He also argued against the idea the PLCAA creates immunity for the gun dealers.

Marquez asked if the convictions of straw purchasers show the system is working, but Lowy disagreed arguing that while some people are arrested, they are often arrested after they trafficking multiple weapons and this “doesn’t solve the problem.”

Lowy said Mexico’s is asking for injunctive relief, money, as well as federal monitors to review gun purchases at the stores. He told Marquez New York City installed monitors at some gun stores following a lawsuit and studies showed a “tremendous” drop in the flow of guns in the city.

Steve Shadowen noted there were dozens of federal indictments of straw purchases linked to gun stores in Arizona, “it makes our head spin, how could someone go forward with that transaction?”

Last week, a former college student was sentenced to 21 months in prison for buying at least 15 weapons—including AK-47-style weapons and a .50-caliber sniper rifle—for a former State Department driver who smuggled weapon into Mexico. He was paid $1,000 for each purchase, and over a few months, he bought multiple weapons and thousands of rounds of ammunition.

Shadowen argued while only a few dozen guns were recovered in Mexico studies showed that for every weapon recovered there are 18 to 45 weapons trafficked. 

“By that math, the number per year isn’t 47,” he said. “It’s between 846 and 2,115.” The argument that a few guns do not contribute to Mexico’s violence was flawed, he argued.

“Imagine how you react your honor, if you went down to the border and these defendants were standing there with 2,000 guns ready to hand them over,” he said. “How would any one react if we said we cannot enjoin them because it’s only 2,000 guns and there already are thousands of guns in Mexico?”

The five stores “facilitate the trafficking of high-power weapons to our country,” said Mexico’s Foreign Affairs Ministry, in a statement on Thursday. “The Government of Mexico emphasized that, although companies consider that the number of weapons trafficked that are attributable to their sales is marginal, they cause death and pain in our country.” 

“Therefore, it is irrelevant if it is a matter of many or few weapons that arrive illegally in our territory as a result of neglected commercial practices. Mexico insisted on the importance of ending arms trafficking and the need for the companies that sell them to contribute to this end, conducting their activities responsibly and carefully.”

Marquez asked if she should wait to see if the Supreme Court agrees
to hear the case from Massachusetts. Malsch, the defense’s attorney said she should wait for the Supreme Court to consider the case, likely to happen in the next six months.

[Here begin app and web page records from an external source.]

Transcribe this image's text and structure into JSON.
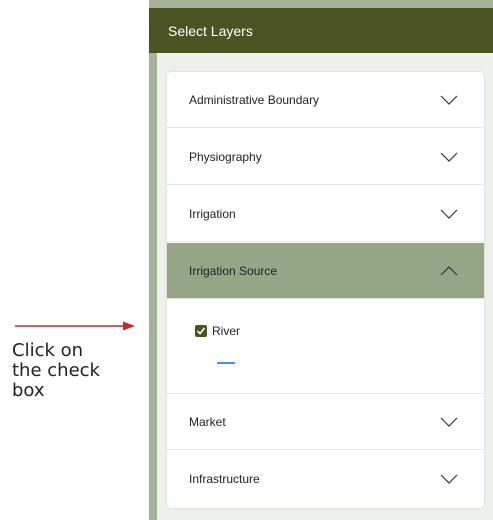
{
  "header": {
    "title": "Select Layers"
  },
  "layers": [
    {
      "label": "Administrative Boundary",
      "expanded": false
    },
    {
      "label": "Physiography",
      "expanded": false
    },
    {
      "label": "Irrigation",
      "expanded": false
    },
    {
      "label": "Irrigation Source",
      "expanded": true
    },
    {
      "label": "Market",
      "expanded": false
    },
    {
      "label": "Infrastructure",
      "expanded": false
    }
  ],
  "irrigation_source": {
    "checkbox_label": "River",
    "checked": true
  },
  "annotation": {
    "text": "Click on\nthe check\nbox"
  },
  "colors": {
    "header_bg": "#4b5322",
    "active_row_bg": "#94a685",
    "panel_bg": "#a4b299",
    "arrow": "#c62828",
    "legend_line": "#4a90d9"
  }
}
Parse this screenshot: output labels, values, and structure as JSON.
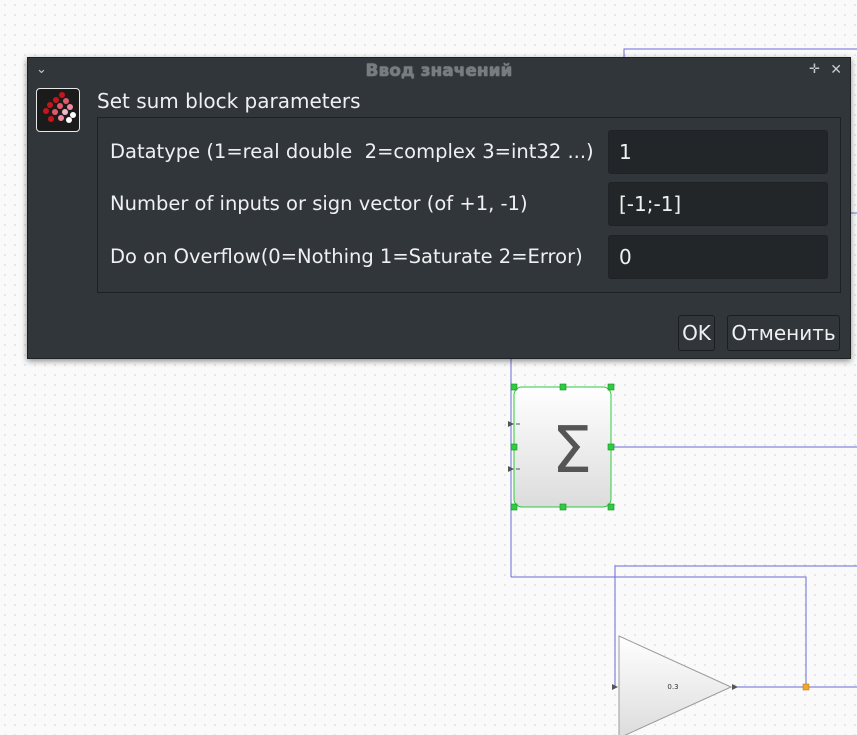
{
  "window": {
    "title": "Ввод значений",
    "menu_icon": "chevron-down-icon",
    "pin_icon": "pin-icon",
    "close_icon": "close-icon"
  },
  "dialog": {
    "heading": "Set sum block parameters",
    "app_icon": "scilab-logo-icon",
    "fields": [
      {
        "label": "Datatype (1=real double  2=complex 3=int32 ...)",
        "value": "1"
      },
      {
        "label": "Number of inputs or sign vector (of +1, -1)",
        "value": "[-1;-1]"
      },
      {
        "label": "Do on Overflow(0=Nothing 1=Saturate 2=Error)",
        "value": "0"
      }
    ],
    "ok_label": "OK",
    "cancel_label": "Отменить"
  },
  "diagram": {
    "sum_block_symbol": "Σ",
    "gain_block_label": "0.3",
    "link_color": "#6b6bd9",
    "selection_color": "#2ecc40",
    "split_point_color": "#f5a623"
  }
}
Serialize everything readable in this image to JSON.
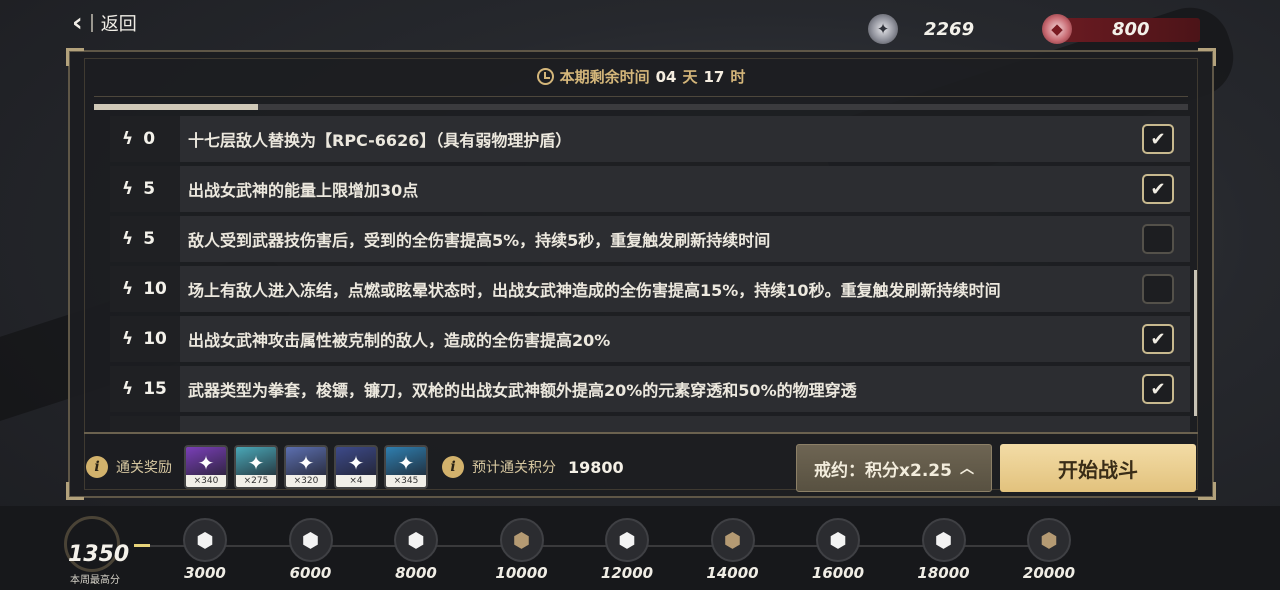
{
  "topbar": {
    "back_label": "返回",
    "currency_gold": "2269",
    "currency_red": "800"
  },
  "panel": {
    "timer_label": "本期剩余时间",
    "days": "04",
    "days_unit": "天",
    "hours": "17",
    "hours_unit": "时",
    "progress_fraction": 0.15
  },
  "conditions": [
    {
      "cost": "0",
      "text": "十七层敌人替换为【RPC-6626】（具有弱物理护盾）",
      "checked": true
    },
    {
      "cost": "5",
      "text": "出战女武神的能量上限增加30点",
      "checked": true
    },
    {
      "cost": "5",
      "text": "敌人受到武器技伤害后，受到的全伤害提高5%，持续5秒，重复触发刷新持续时间",
      "checked": false
    },
    {
      "cost": "10",
      "text": "场上有敌人进入冻结，点燃或眩晕状态时，出战女武神造成的全伤害提高15%，持续10秒。重复触发刷新持续时间",
      "checked": false
    },
    {
      "cost": "10",
      "text": "出战女武神攻击属性被克制的敌人，造成的全伤害提高20%",
      "checked": true
    },
    {
      "cost": "15",
      "text": "武器类型为拳套，梭镖，镰刀，双枪的出战女武神额外提高20%的元素穿透和50%的物理穿透",
      "checked": true
    }
  ],
  "rewards": {
    "label": "通关奖励",
    "items": [
      {
        "icon": "valkyrie-crystal-icon",
        "count": "×340",
        "color": "#7a3fb8"
      },
      {
        "icon": "green-disc-icon",
        "count": "×275",
        "color": "#4aa8b8"
      },
      {
        "icon": "purple-armor-icon",
        "count": "×320",
        "color": "#5c6fb0"
      },
      {
        "icon": "pink-gem-icon",
        "count": "×4",
        "color": "#3d4a8a"
      },
      {
        "icon": "blue-crystal-icon",
        "count": "×345",
        "color": "#2f7fb0"
      }
    ],
    "estimate_label": "预计通关积分",
    "estimate_value": "19800"
  },
  "buttons": {
    "contract_label": "戒约：积分x2.25",
    "start_label": "开始战斗"
  },
  "milestones": {
    "best_score": "1350",
    "best_label": "本周最高分",
    "items": [
      {
        "value": "3000",
        "tier": "white"
      },
      {
        "value": "6000",
        "tier": "white"
      },
      {
        "value": "8000",
        "tier": "white"
      },
      {
        "value": "10000",
        "tier": "bronze"
      },
      {
        "value": "12000",
        "tier": "white"
      },
      {
        "value": "14000",
        "tier": "bronze"
      },
      {
        "value": "16000",
        "tier": "white"
      },
      {
        "value": "18000",
        "tier": "white"
      },
      {
        "value": "20000",
        "tier": "bronze"
      }
    ]
  }
}
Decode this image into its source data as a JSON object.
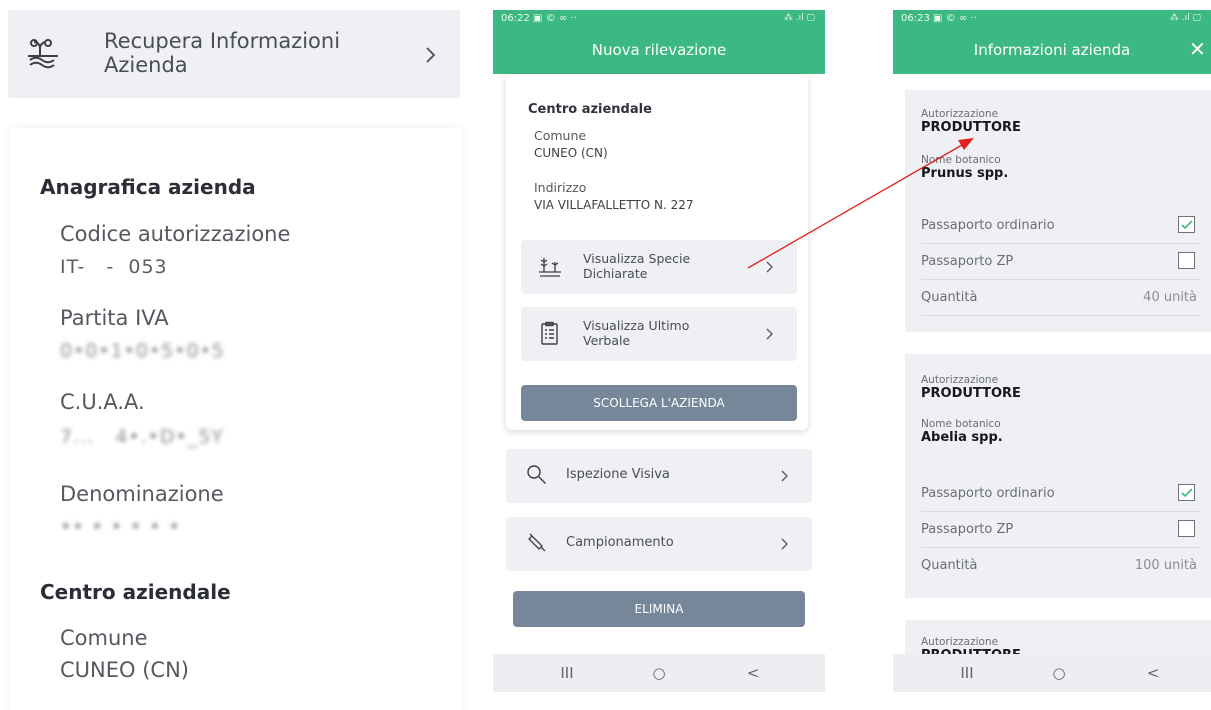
{
  "left": {
    "recupera_label": "Recupera Informazioni Azienda",
    "section_anagrafica": "Anagrafica azienda",
    "codice_label": "Codice autorizzazione",
    "codice_value": "IT-   -  053",
    "piva_label": "Partita IVA",
    "piva_value": "0•0•1•0•5•0•5",
    "cuaa_label": "C.U.A.A.",
    "cuaa_value": "7...   4•.•D•_5Y",
    "denominazione_label": "Denominazione",
    "denominazione_value": "•• • • • • •",
    "section_centro": "Centro aziendale",
    "comune_label": "Comune",
    "comune_value": "CUNEO (CN)"
  },
  "phone1": {
    "status_time": "06:22",
    "status_icons": "▣ © ∞ ··",
    "status_right": "⁂ .ıl ▢",
    "title": "Nuova rilevazione",
    "section": "Centro aziendale",
    "comune_label": "Comune",
    "comune_value": "CUNEO (CN)",
    "indirizzo_label": "Indirizzo",
    "indirizzo_value": "VIA VILLAFALLETTO N. 227",
    "btn_specie": "Visualizza Specie Dichiarate",
    "btn_verbale": "Visualizza Ultimo Verbale",
    "btn_scollega": "SCOLLEGA L'AZIENDA",
    "item_ispezione": "Ispezione Visiva",
    "item_campionamento": "Campionamento",
    "btn_elimina": "ELIMINA",
    "nav_recent": "III",
    "nav_home": "○",
    "nav_back": "<"
  },
  "phone2": {
    "status_time": "06:23",
    "status_icons": "▣ © ∞ ··",
    "status_right": "⁂ .ıl ▢",
    "title": "Informazioni azienda",
    "close": "✕",
    "cards": [
      {
        "aut_label": "Autorizzazione",
        "aut_value": "PRODUTTORE",
        "nome_label": "Nome botanico",
        "nome_value": "Prunus spp.",
        "pass_ord_label": "Passaporto ordinario",
        "pass_ord_checked": true,
        "pass_zp_label": "Passaporto ZP",
        "pass_zp_checked": false,
        "qta_label": "Quantità",
        "qta_value": "40 unità"
      },
      {
        "aut_label": "Autorizzazione",
        "aut_value": "PRODUTTORE",
        "nome_label": "Nome botanico",
        "nome_value": "Abelia spp.",
        "pass_ord_label": "Passaporto ordinario",
        "pass_ord_checked": true,
        "pass_zp_label": "Passaporto ZP",
        "pass_zp_checked": false,
        "qta_label": "Quantità",
        "qta_value": "100 unità"
      },
      {
        "aut_label": "Autorizzazione",
        "aut_value": "PRODUTTORE"
      }
    ],
    "nav_recent": "III",
    "nav_home": "○",
    "nav_back": "<"
  },
  "colors": {
    "brand_green": "#3cb883",
    "button_grey": "#76879a",
    "card_bg": "#eef0f3",
    "annotation_arrow": "#e0201c"
  }
}
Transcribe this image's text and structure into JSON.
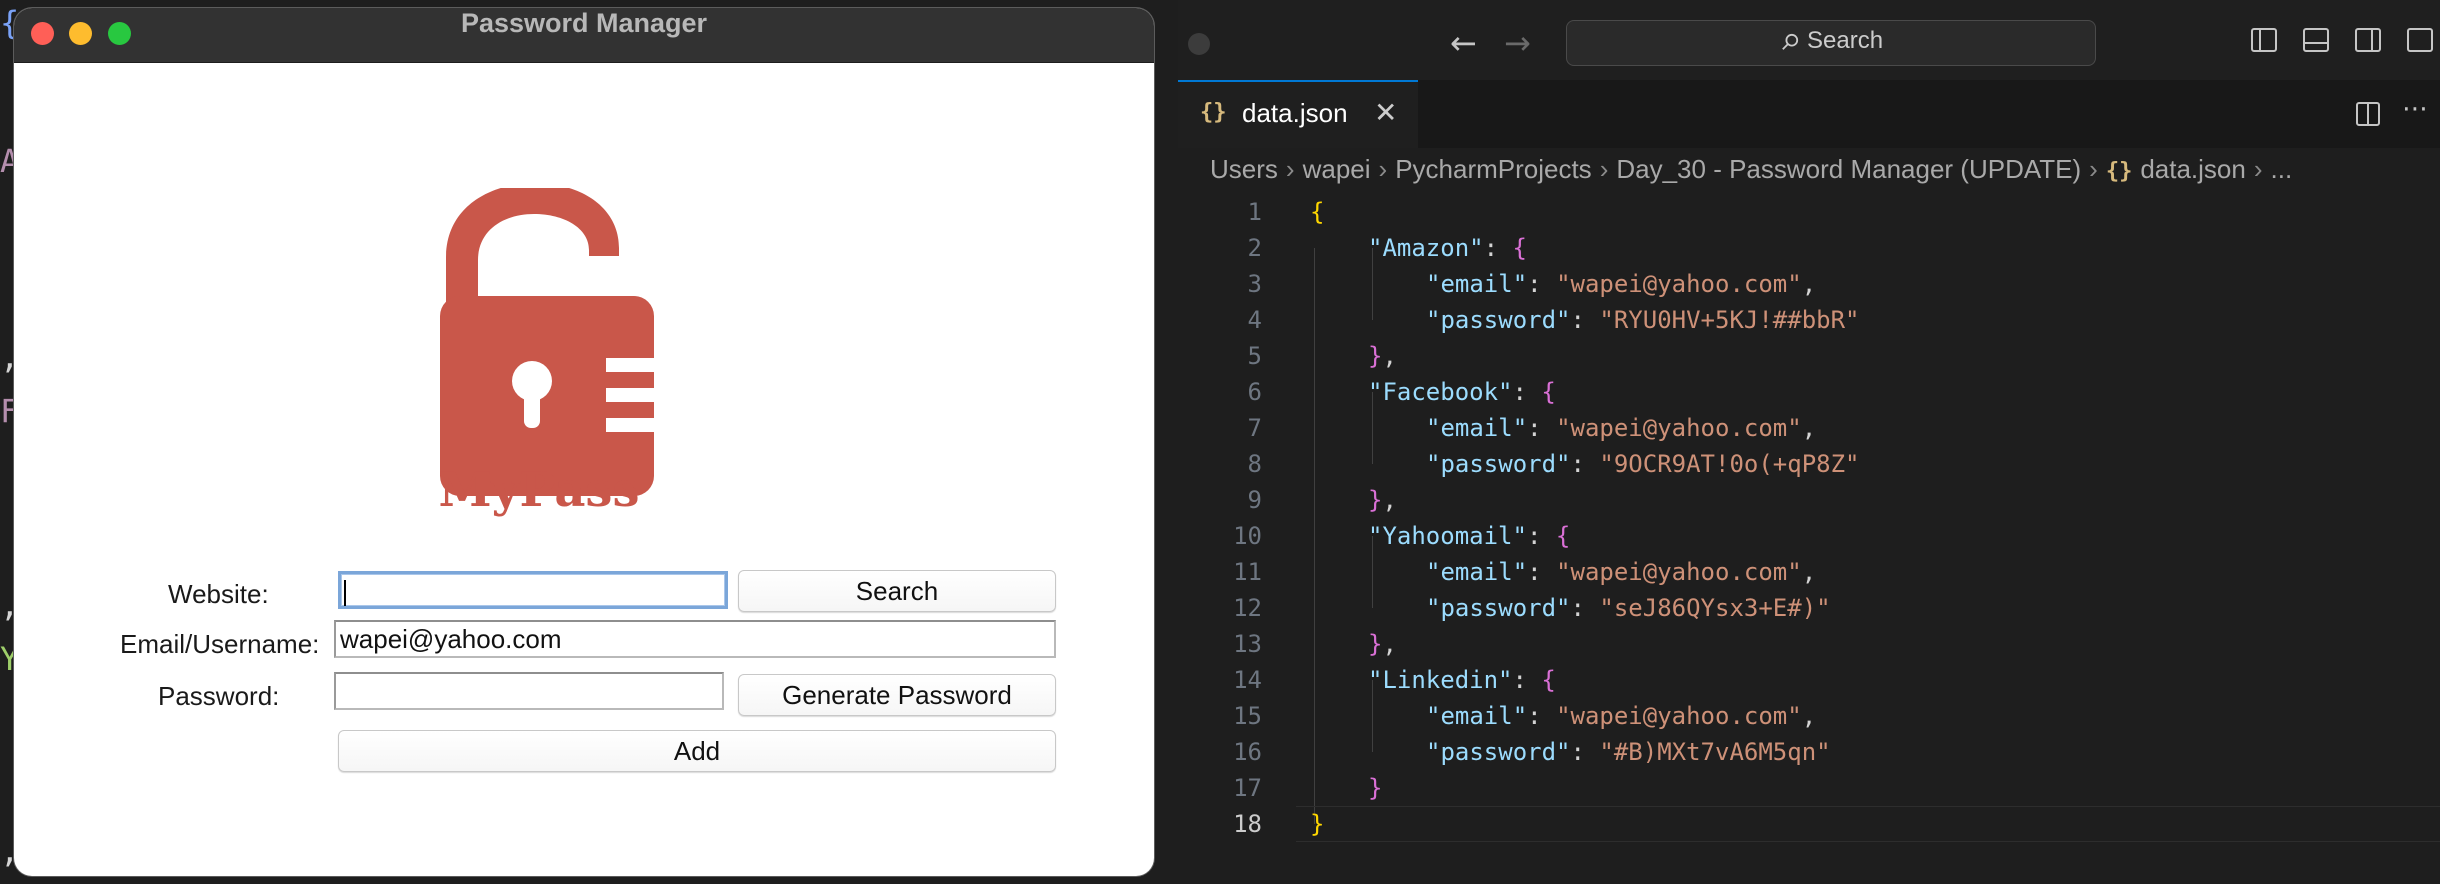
{
  "bg_chars": [
    "{",
    "A",
    ",",
    "F",
    ",",
    "Y",
    ","
  ],
  "tk_window": {
    "title": "Password Manager",
    "logo_text": "MyPass",
    "website_label": "Website:",
    "website_value": "",
    "search_button": "Search",
    "email_label": "Email/Username:",
    "email_value": "wapei@yahoo.com",
    "password_label": "Password:",
    "password_value": "",
    "generate_button": "Generate Password",
    "add_button": "Add"
  },
  "vscode": {
    "search_placeholder": "Search",
    "tab_icon": "{}",
    "tab_label": "data.json",
    "breadcrumb": [
      "Users",
      "wapei",
      "PycharmProjects",
      "Day_30 - Password Manager (UPDATE)",
      "data.json",
      "..."
    ],
    "breadcrumb_icon": "{}",
    "current_line": 18,
    "lines": [
      {
        "n": "1",
        "indent": 0,
        "tokens": [
          {
            "t": "{",
            "c": "b1"
          }
        ]
      },
      {
        "n": "2",
        "indent": 1,
        "tokens": [
          {
            "t": "\"Amazon\"",
            "c": "k"
          },
          {
            "t": ": ",
            "c": "p"
          },
          {
            "t": "{",
            "c": "b2"
          }
        ]
      },
      {
        "n": "3",
        "indent": 2,
        "tokens": [
          {
            "t": "\"email\"",
            "c": "k"
          },
          {
            "t": ": ",
            "c": "p"
          },
          {
            "t": "\"wapei@yahoo.com\"",
            "c": "s"
          },
          {
            "t": ",",
            "c": "p"
          }
        ]
      },
      {
        "n": "4",
        "indent": 2,
        "tokens": [
          {
            "t": "\"password\"",
            "c": "k"
          },
          {
            "t": ": ",
            "c": "p"
          },
          {
            "t": "\"RYU0HV+5KJ!##bbR\"",
            "c": "s"
          }
        ]
      },
      {
        "n": "5",
        "indent": 1,
        "tokens": [
          {
            "t": "}",
            "c": "b2"
          },
          {
            "t": ",",
            "c": "p"
          }
        ]
      },
      {
        "n": "6",
        "indent": 1,
        "tokens": [
          {
            "t": "\"Facebook\"",
            "c": "k"
          },
          {
            "t": ": ",
            "c": "p"
          },
          {
            "t": "{",
            "c": "b2"
          }
        ]
      },
      {
        "n": "7",
        "indent": 2,
        "tokens": [
          {
            "t": "\"email\"",
            "c": "k"
          },
          {
            "t": ": ",
            "c": "p"
          },
          {
            "t": "\"wapei@yahoo.com\"",
            "c": "s"
          },
          {
            "t": ",",
            "c": "p"
          }
        ]
      },
      {
        "n": "8",
        "indent": 2,
        "tokens": [
          {
            "t": "\"password\"",
            "c": "k"
          },
          {
            "t": ": ",
            "c": "p"
          },
          {
            "t": "\"9OCR9AT!0o(+qP8Z\"",
            "c": "s"
          }
        ]
      },
      {
        "n": "9",
        "indent": 1,
        "tokens": [
          {
            "t": "}",
            "c": "b2"
          },
          {
            "t": ",",
            "c": "p"
          }
        ]
      },
      {
        "n": "10",
        "indent": 1,
        "tokens": [
          {
            "t": "\"Yahoomail\"",
            "c": "k"
          },
          {
            "t": ": ",
            "c": "p"
          },
          {
            "t": "{",
            "c": "b2"
          }
        ]
      },
      {
        "n": "11",
        "indent": 2,
        "tokens": [
          {
            "t": "\"email\"",
            "c": "k"
          },
          {
            "t": ": ",
            "c": "p"
          },
          {
            "t": "\"wapei@yahoo.com\"",
            "c": "s"
          },
          {
            "t": ",",
            "c": "p"
          }
        ]
      },
      {
        "n": "12",
        "indent": 2,
        "tokens": [
          {
            "t": "\"password\"",
            "c": "k"
          },
          {
            "t": ": ",
            "c": "p"
          },
          {
            "t": "\"seJ86QYsx3+E#)\"",
            "c": "s"
          }
        ]
      },
      {
        "n": "13",
        "indent": 1,
        "tokens": [
          {
            "t": "}",
            "c": "b2"
          },
          {
            "t": ",",
            "c": "p"
          }
        ]
      },
      {
        "n": "14",
        "indent": 1,
        "tokens": [
          {
            "t": "\"Linkedin\"",
            "c": "k"
          },
          {
            "t": ": ",
            "c": "p"
          },
          {
            "t": "{",
            "c": "b2"
          }
        ]
      },
      {
        "n": "15",
        "indent": 2,
        "tokens": [
          {
            "t": "\"email\"",
            "c": "k"
          },
          {
            "t": ": ",
            "c": "p"
          },
          {
            "t": "\"wapei@yahoo.com\"",
            "c": "s"
          },
          {
            "t": ",",
            "c": "p"
          }
        ]
      },
      {
        "n": "16",
        "indent": 2,
        "tokens": [
          {
            "t": "\"password\"",
            "c": "k"
          },
          {
            "t": ": ",
            "c": "p"
          },
          {
            "t": "\"#B)MXt7vA6M5qn\"",
            "c": "s"
          }
        ]
      },
      {
        "n": "17",
        "indent": 1,
        "tokens": [
          {
            "t": "}",
            "c": "b2"
          }
        ]
      },
      {
        "n": "18",
        "indent": 0,
        "tokens": [
          {
            "t": "}",
            "c": "b1"
          }
        ]
      }
    ]
  },
  "colors": {
    "logo_red": "#c9574a",
    "accent_blue": "#0078d4",
    "key": "#9cdcfe",
    "string": "#ce9178",
    "bracket_outer": "#ffd700",
    "bracket_inner": "#da70d6"
  }
}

Lowy disagreed and said the case should move
forward because Mexico is “suffering a tremendous public safety problem
from the pipeline of guns flowing across border to the hands of the
cartels.”